**What you need to do:** Print the entries underneath word for word, omitting whatever pictures they contain.

§ §

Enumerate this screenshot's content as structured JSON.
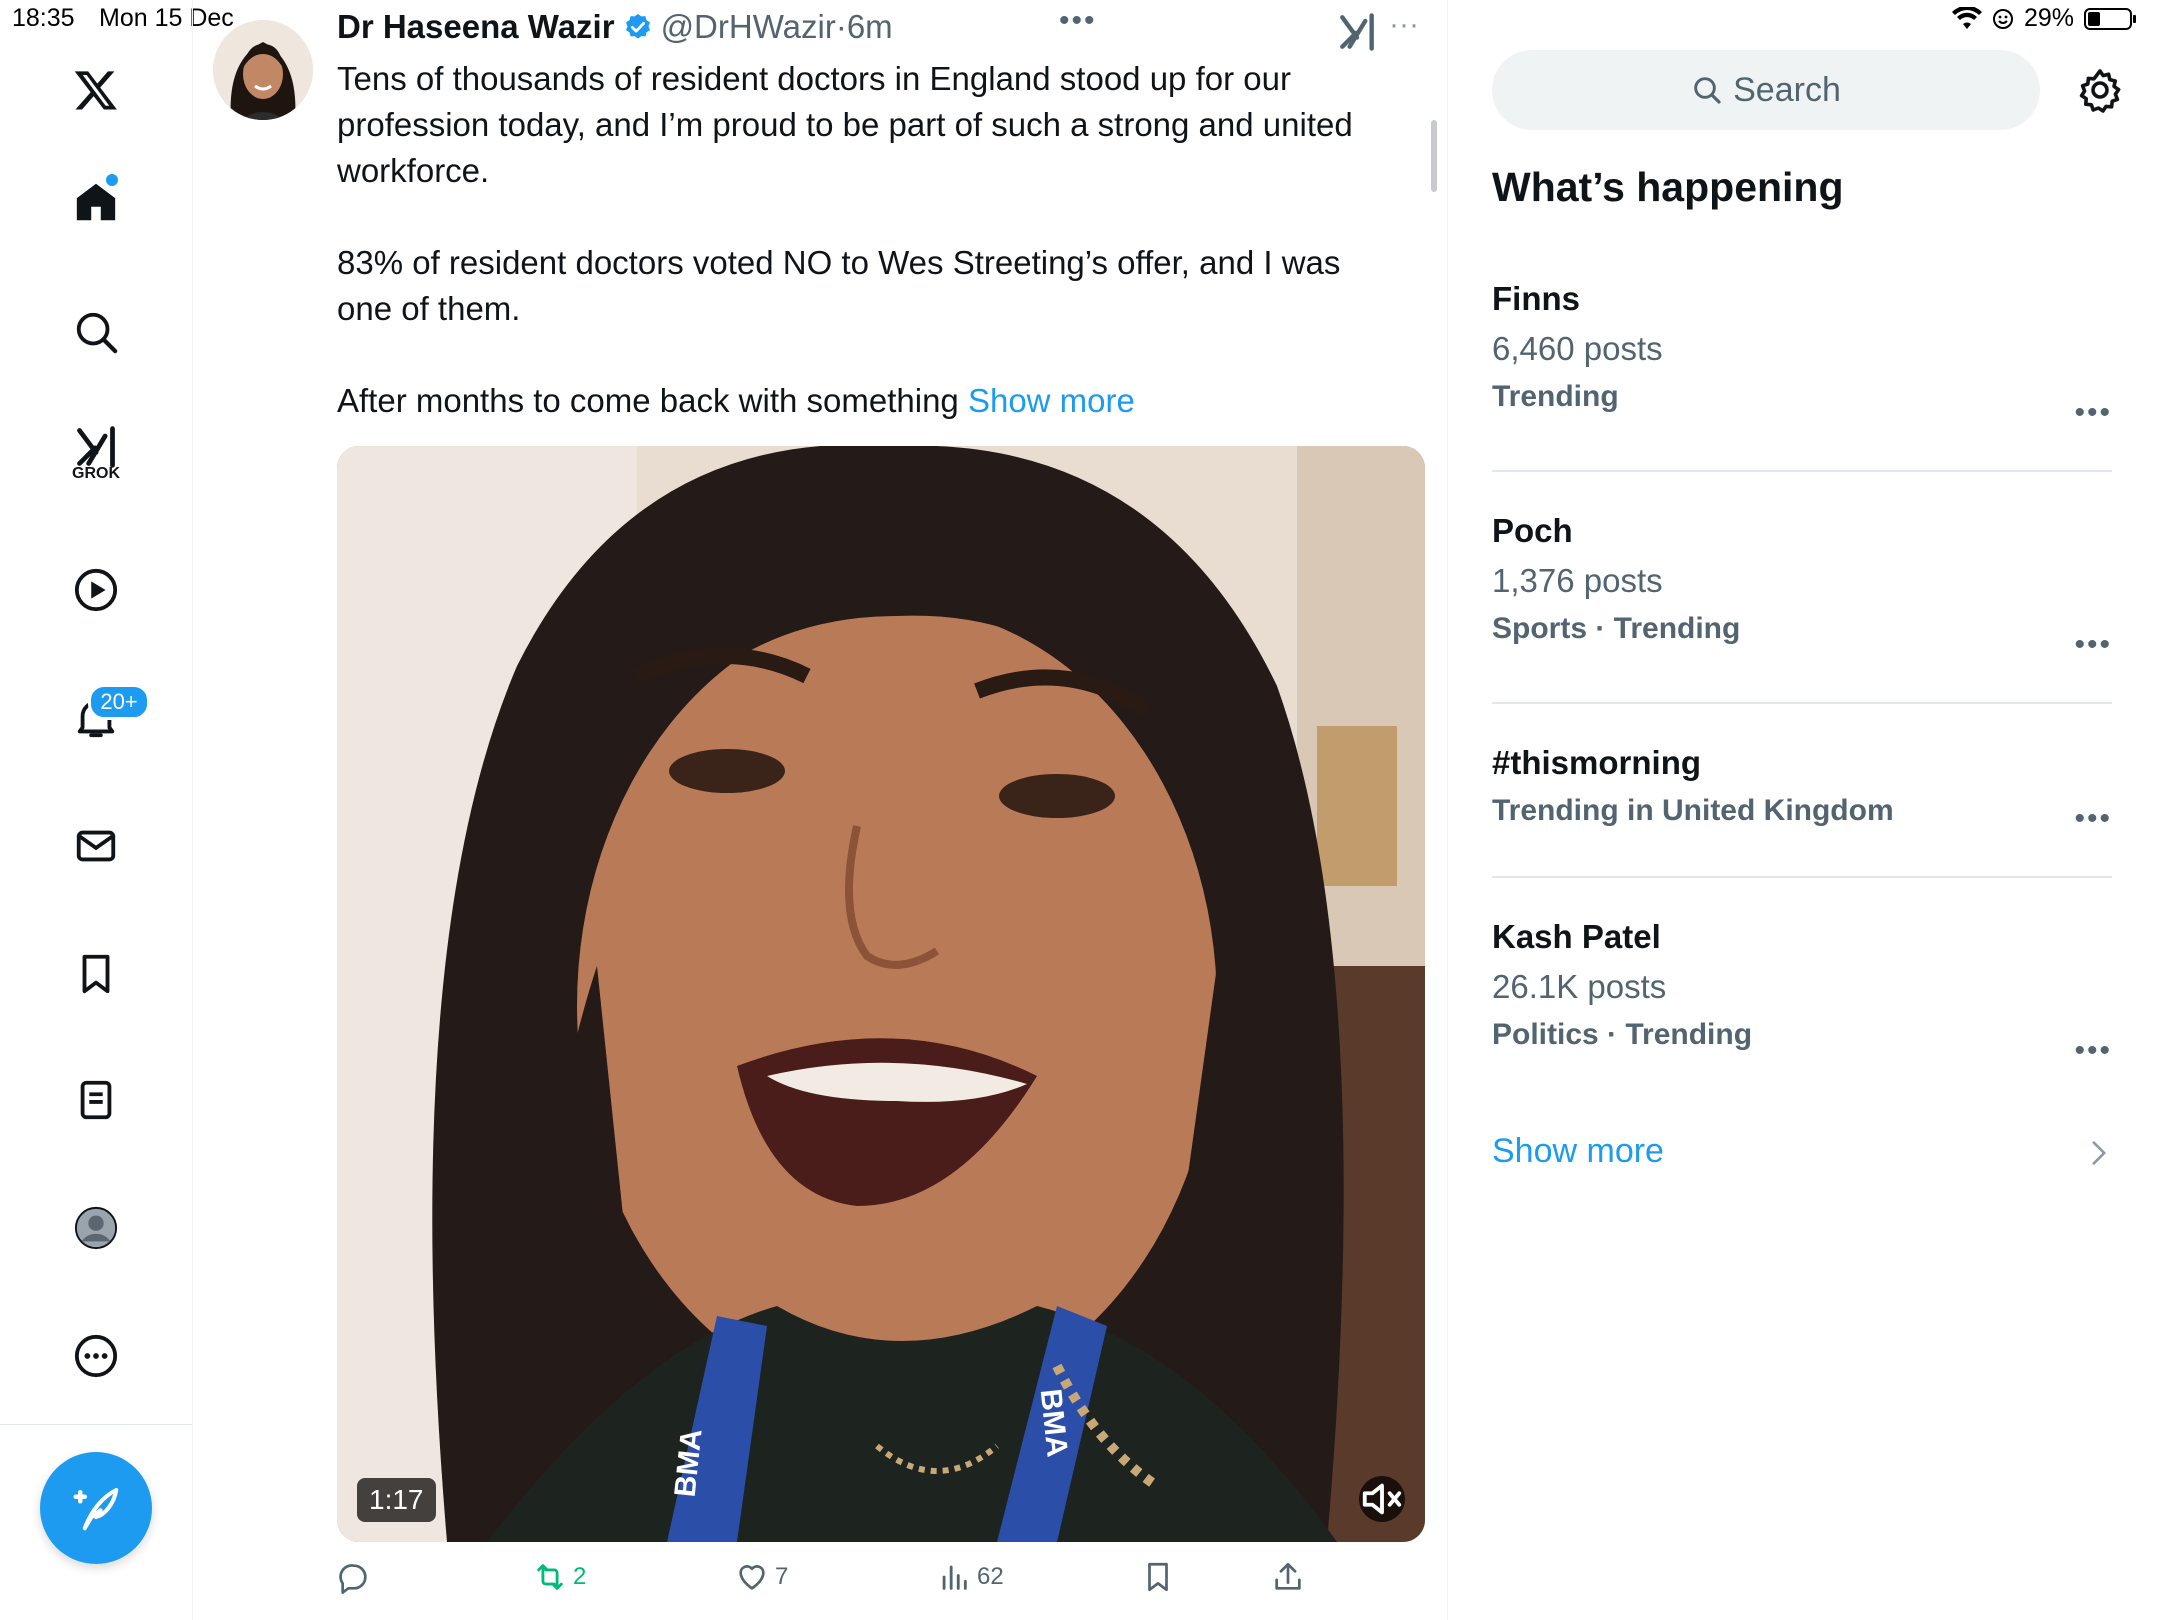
{
  "status_bar": {
    "time": "18:35",
    "date": "Mon 15 Dec",
    "battery": "29%",
    "battery_level": 0.29
  },
  "sidebar": {
    "notifications_badge": "20+",
    "grok_label": "GROK",
    "items": [
      {
        "name": "x-logo-icon"
      },
      {
        "name": "home-icon"
      },
      {
        "name": "search-icon"
      },
      {
        "name": "grok-icon"
      },
      {
        "name": "video-icon"
      },
      {
        "name": "notifications-icon"
      },
      {
        "name": "messages-icon"
      },
      {
        "name": "bookmarks-icon"
      },
      {
        "name": "lists-icon"
      },
      {
        "name": "profile-icon"
      },
      {
        "name": "more-icon"
      }
    ],
    "compose_icon": "compose-post-icon"
  },
  "tweet": {
    "author_name": "Dr Haseena Wazir",
    "handle": "@DrHWazir",
    "time": "6m",
    "paragraph_1": "Tens of thousands of resident doctors in England stood up for our profession today, and I’m proud to be part of such a strong and united workforce.",
    "paragraph_2": "83% of resident doctors voted NO to Wes Streeting’s offer, and I was one of them.",
    "paragraph_3": "After months to come back with something",
    "show_more": "Show more",
    "video_duration": "1:17",
    "lanyard_text": "BMA",
    "actions": {
      "replies": "",
      "reposts": "2",
      "likes": "7",
      "views": "62"
    }
  },
  "right_panel": {
    "search_placeholder": "Search",
    "section_title": "What’s happening",
    "trends": [
      {
        "title": "Finns",
        "count": "6,460 posts",
        "meta": "Trending"
      },
      {
        "title": "Poch",
        "count": "1,376 posts",
        "meta": "Sports · Trending"
      },
      {
        "title": "#thismorning",
        "count": "",
        "meta": "Trending in United Kingdom"
      },
      {
        "title": "Kash Patel",
        "count": "26.1K posts",
        "meta": "Politics · Trending"
      }
    ],
    "show_more": "Show more"
  },
  "colors": {
    "accent": "#1d9bf0",
    "repost": "#00ba7c",
    "secondary_text": "#536471"
  }
}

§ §

**Reply:**
Enumerate this screenshot's content as structured JSON.
{
  "status_bar": {
    "time": "18:35",
    "date": "Mon 15 Dec",
    "battery": "29%",
    "battery_level": 0.29
  },
  "sidebar": {
    "notifications_badge": "20+",
    "grok_label": "GROK",
    "items": [
      {
        "name": "x-logo-icon"
      },
      {
        "name": "home-icon"
      },
      {
        "name": "search-icon"
      },
      {
        "name": "grok-icon"
      },
      {
        "name": "video-icon"
      },
      {
        "name": "notifications-icon"
      },
      {
        "name": "messages-icon"
      },
      {
        "name": "bookmarks-icon"
      },
      {
        "name": "lists-icon"
      },
      {
        "name": "profile-icon"
      },
      {
        "name": "more-icon"
      }
    ],
    "compose_icon": "compose-post-icon"
  },
  "tweet": {
    "author_name": "Dr Haseena Wazir",
    "handle": "@DrHWazir",
    "time": "6m",
    "paragraph_1": "Tens of thousands of resident doctors in England stood up for our profession today, and I’m proud to be part of such a strong and united workforce.",
    "paragraph_2": "83% of resident doctors voted NO to Wes Streeting’s offer, and I was one of them.",
    "paragraph_3": "After months to come back with something",
    "show_more": "Show more",
    "video_duration": "1:17",
    "lanyard_text": "BMA",
    "actions": {
      "replies": "",
      "reposts": "2",
      "likes": "7",
      "views": "62"
    }
  },
  "right_panel": {
    "search_placeholder": "Search",
    "section_title": "What’s happening",
    "trends": [
      {
        "title": "Finns",
        "count": "6,460 posts",
        "meta": "Trending"
      },
      {
        "title": "Poch",
        "count": "1,376 posts",
        "meta": "Sports · Trending"
      },
      {
        "title": "#thismorning",
        "count": "",
        "meta": "Trending in United Kingdom"
      },
      {
        "title": "Kash Patel",
        "count": "26.1K posts",
        "meta": "Politics · Trending"
      }
    ],
    "show_more": "Show more"
  },
  "colors": {
    "accent": "#1d9bf0",
    "repost": "#00ba7c",
    "secondary_text": "#536471"
  }
}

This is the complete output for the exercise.